Spies and internet giants are in the same business: surveillance. But we can stop them


On Tuesday, the European court of justice, Europe’s supreme court, lobbed a grenade into the cosy, quasi-monopolistic world of the giant American internet companies. It did so by declaring invalid a decision made by the European commission in 2000 that US companies complying with its “safe harbour privacy principles” would be allowed to transfer personal data from the EU to the US. This judgment may not strike you as a big deal. You may also think that it has nothing to do with you. Wrong on both counts, but to see why, some background might be useful.

Why Americans expect privacy: An open letter to FBI Director James Comey
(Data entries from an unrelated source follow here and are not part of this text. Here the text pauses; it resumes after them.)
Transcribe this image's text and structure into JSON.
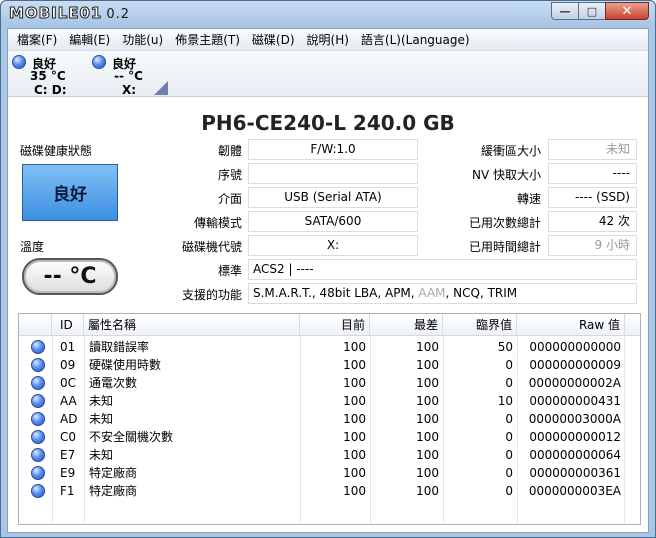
{
  "window": {
    "logo": "MOBILE01",
    "version_suffix": "0.2",
    "controls": {
      "minimize": "—",
      "maximize": "□",
      "close": "✕"
    }
  },
  "menu": [
    "檔案(F)",
    "編輯(E)",
    "功能(u)",
    "佈景主題(T)",
    "磁碟(D)",
    "說明(H)",
    "語言(L)(Language)"
  ],
  "drives": [
    {
      "status": "良好",
      "temp": "35 °C",
      "letters": "C: D:"
    },
    {
      "status": "良好",
      "temp": "-- °C",
      "letters": "X:"
    }
  ],
  "model": "PH6-CE240-L  240.0 GB",
  "health": {
    "label": "磁碟健康狀態",
    "value": "良好"
  },
  "temperature": {
    "label": "溫度",
    "value": "-- °C"
  },
  "info": {
    "firmware_label": "韌體",
    "firmware": "F/W:1.0",
    "serial_label": "序號",
    "serial": "",
    "interface_label": "介面",
    "interface": "USB (Serial ATA)",
    "transfer_label": "傳輸模式",
    "transfer": "SATA/600",
    "drive_letter_label": "磁碟機代號",
    "drive_letter": "X:",
    "standard_label": "標準",
    "standard": "ACS2 | ----",
    "features_label": "支援的功能",
    "features_part1": "S.M.A.R.T., 48bit LBA, APM, ",
    "features_dim": "AAM",
    "features_part2": ", NCQ, TRIM",
    "buffer_label": "緩衝區大小",
    "buffer": "未知",
    "nv_cache_label": "NV 快取大小",
    "nv_cache": "----",
    "rotation_label": "轉速",
    "rotation": "---- (SSD)",
    "power_on_count_label": "已用次數總計",
    "power_on_count": "42 次",
    "power_on_hours_label": "已用時間總計",
    "power_on_hours": "9 小時"
  },
  "smart": {
    "headers": {
      "id": "ID",
      "name": "屬性名稱",
      "current": "目前",
      "worst": "最差",
      "threshold": "臨界值",
      "raw": "Raw 值"
    },
    "rows": [
      {
        "id": "01",
        "name": "讀取錯誤率",
        "current": "100",
        "worst": "100",
        "threshold": "50",
        "raw": "000000000000"
      },
      {
        "id": "09",
        "name": "硬碟使用時數",
        "current": "100",
        "worst": "100",
        "threshold": "0",
        "raw": "000000000009"
      },
      {
        "id": "0C",
        "name": "通電次數",
        "current": "100",
        "worst": "100",
        "threshold": "0",
        "raw": "00000000002A"
      },
      {
        "id": "AA",
        "name": "未知",
        "current": "100",
        "worst": "100",
        "threshold": "10",
        "raw": "000000000431"
      },
      {
        "id": "AD",
        "name": "未知",
        "current": "100",
        "worst": "100",
        "threshold": "0",
        "raw": "00000003000A"
      },
      {
        "id": "C0",
        "name": "不安全關機次數",
        "current": "100",
        "worst": "100",
        "threshold": "0",
        "raw": "000000000012"
      },
      {
        "id": "E7",
        "name": "未知",
        "current": "100",
        "worst": "100",
        "threshold": "0",
        "raw": "000000000064"
      },
      {
        "id": "E9",
        "name": "特定廠商",
        "current": "100",
        "worst": "100",
        "threshold": "0",
        "raw": "000000000361"
      },
      {
        "id": "F1",
        "name": "特定廠商",
        "current": "100",
        "worst": "100",
        "threshold": "0",
        "raw": "0000000003EA"
      }
    ]
  }
}
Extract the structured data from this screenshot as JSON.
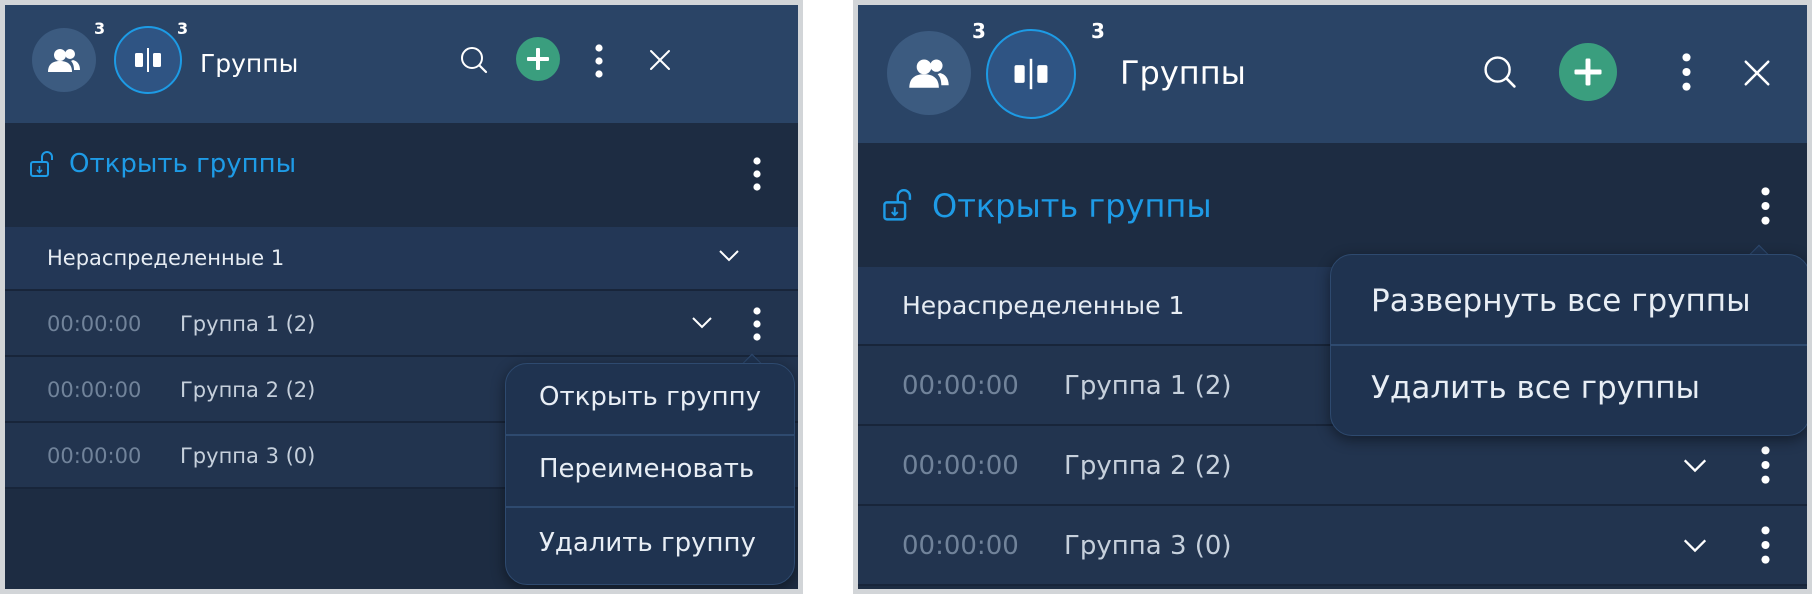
{
  "header": {
    "users_badge": "3",
    "groups_badge": "3",
    "title": "Группы",
    "icons": {
      "users": "users-icon",
      "groups": "groups-split-icon",
      "search": "search-icon",
      "add": "plus-icon",
      "more": "more-vertical-icon",
      "close": "close-icon"
    }
  },
  "open_groups_label": "Открыть группы",
  "unassigned_label": "Нераспределенные 1",
  "groups": [
    {
      "time": "00:00:00",
      "name": "Группа 1 (2)"
    },
    {
      "time": "00:00:00",
      "name": "Группа 2 (2)"
    },
    {
      "time": "00:00:00",
      "name": "Группа 3 (0)"
    }
  ],
  "group_menu": {
    "open_group": "Открыть группу",
    "rename": "Переименовать",
    "delete_group": "Удалить группу"
  },
  "all_groups_menu": {
    "expand_all": "Развернуть все группы",
    "delete_all": "Удалить все группы"
  },
  "colors": {
    "header_bg": "#2a4466",
    "panel_bg": "#1d2c42",
    "accent_blue": "#1e9be6",
    "add_green": "#3a9e7e"
  }
}
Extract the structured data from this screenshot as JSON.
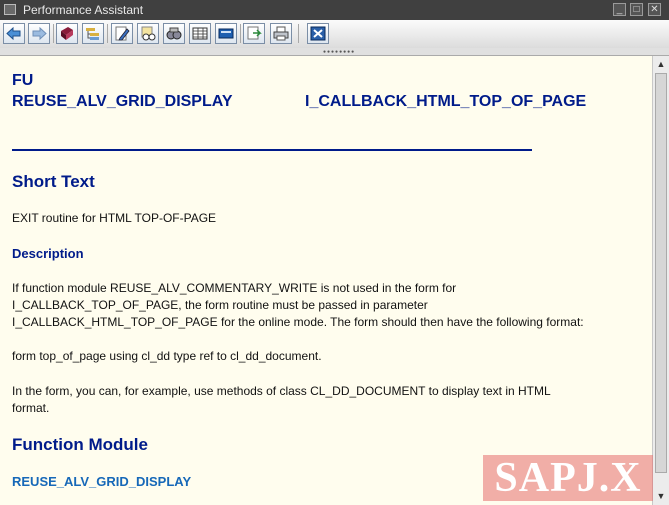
{
  "window": {
    "title": "Performance Assistant"
  },
  "toolbar": {
    "buttons": [
      {
        "name": "back-button",
        "icon": "arrow-left-icon"
      },
      {
        "name": "forward-button",
        "icon": "arrow-right-icon"
      },
      {
        "name": "bookmark-button",
        "icon": "book-icon"
      },
      {
        "name": "structure-button",
        "icon": "tree-icon"
      },
      {
        "name": "edit-button",
        "icon": "pencil-icon"
      },
      {
        "name": "display-button",
        "icon": "glasses-icon"
      },
      {
        "name": "search-button",
        "icon": "binoculars-icon"
      },
      {
        "name": "table-button",
        "icon": "grid-icon"
      },
      {
        "name": "settings-button",
        "icon": "folder-icon"
      },
      {
        "name": "export-button",
        "icon": "export-icon"
      },
      {
        "name": "print-button",
        "icon": "printer-icon"
      },
      {
        "name": "close-button",
        "icon": "close-icon"
      }
    ]
  },
  "doc": {
    "type": "FU",
    "function_name": "REUSE_ALV_GRID_DISPLAY",
    "parameter": "I_CALLBACK_HTML_TOP_OF_PAGE",
    "short_text_heading": "Short Text",
    "short_text": "EXIT routine for HTML TOP-OF-PAGE",
    "description_heading": "Description",
    "description_lines": [
      "If function module REUSE_ALV_COMMENTARY_WRITE is not used in the form for",
      "I_CALLBACK_TOP_OF_PAGE, the form routine must be passed in parameter",
      "I_CALLBACK_HTML_TOP_OF_PAGE for the online mode. The form should then have the following format:"
    ],
    "format_line": "form top_of_page using cl_dd type ref to cl_dd_document.",
    "example_lines": [
      "In the form, you can, for example, use methods of class CL_DD_DOCUMENT to display text in HTML",
      "format."
    ],
    "function_module_heading": "Function Module",
    "function_module_link": "REUSE_ALV_GRID_DISPLAY"
  },
  "watermark": {
    "text": "SAPJ.X"
  },
  "colors": {
    "heading": "#001b8a",
    "link": "#1668b8",
    "content_bg": "#fffdee"
  }
}
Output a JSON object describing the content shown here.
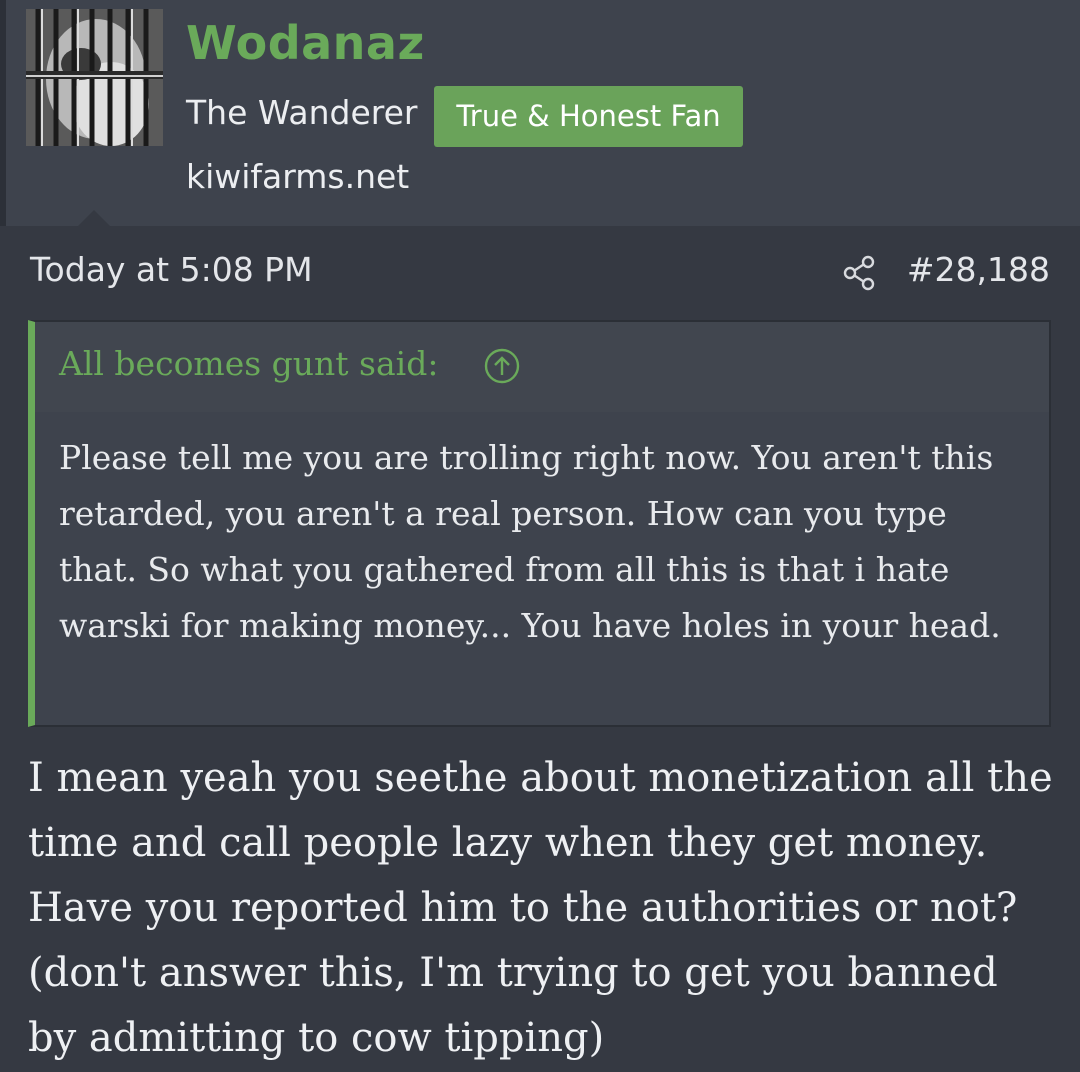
{
  "post": {
    "username": "Wodanaz",
    "user_title": "The Wanderer",
    "badge": "True & Honest Fan",
    "site": "kiwifarms.net",
    "timestamp": "Today at 5:08 PM",
    "post_number": "#28,188",
    "quote": {
      "author": "All becomes gunt said:",
      "text": "Please tell me you are trolling right now. You aren't this retarded, you aren't a real person. How can you type that. So what you gathered from all this is that i hate warski for making money... You have holes in your head."
    },
    "message": "I mean yeah you seethe about monetization all the time and call people lazy when they get money. Have you reported him to the authorities or not? (don't answer this, I'm trying to get you banned by admitting to cow tipping)"
  },
  "icons": {
    "share": "share-icon",
    "quote_jump": "arrow-up-circle-icon",
    "avatar": "avatar-image"
  },
  "colors": {
    "accent_green": "#6aaa5a",
    "badge_green": "#6aa35a",
    "background": "#353942",
    "header_bg": "#3e434d"
  }
}
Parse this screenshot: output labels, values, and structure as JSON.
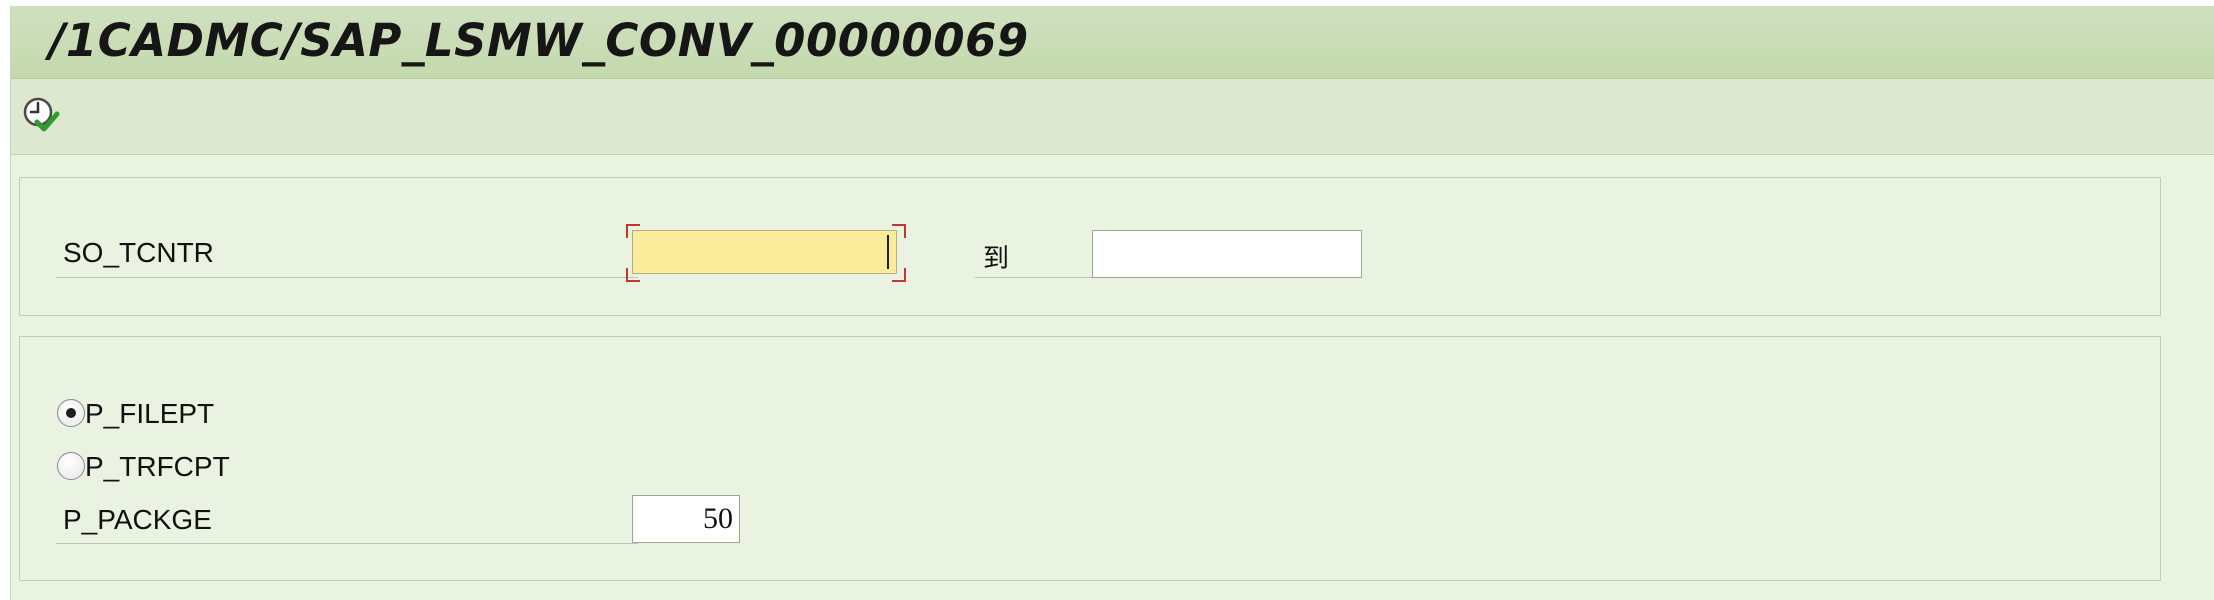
{
  "window": {
    "title": "/1CADMC/SAP_LSMW_CONV_00000069"
  },
  "toolbar": {
    "execute_icon": "execute-clock-check-icon"
  },
  "selection": {
    "so_tcntr": {
      "label": "SO_TCNTR",
      "low_value": "",
      "to_label": "到",
      "high_value": ""
    }
  },
  "options": {
    "p_filept": {
      "label": "P_FILEPT",
      "selected": true
    },
    "p_trfcpt": {
      "label": "P_TRFCPT",
      "selected": false
    },
    "p_packge": {
      "label": "P_PACKGE",
      "value": "50"
    }
  },
  "colors": {
    "title_bar": "#c4d9ad",
    "toolbar": "#dde8d1",
    "background": "#eaf2e0",
    "focused_input": "#fbec9c",
    "focus_corner": "#c0392b"
  }
}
Dear Director Comey:
There is no doubt there are bad people in this world. All one has to do is turn on the evening news or open a Web browser. Last week’s shocker was the beheading of Colleen Hufford in an Oklahoma food processing plant. This follows the worldwide news of the beheadings of James Foley, Steven Sotloff and David Haines by the radical Islamic State terrorist group. Of course, beheadings are only one form of deranged, twisted, and criminal behavior mankind is capable of.

Five Hard Encryption Questions


Over the past few weeks, I have been up to my neck in encryption. Usually, when a public policy issue consumes me like this, it’s because I have taken a strong position on it of one sort or another—one with which people disagree—and the result is a debate. In this case, I haven’t taken a strong position. Rather, I have struggled with a variety of ideas, trying to think my own way through to the right answer. Along the way, I have identified some questions in this debate that are, to my mind anyway, really hard.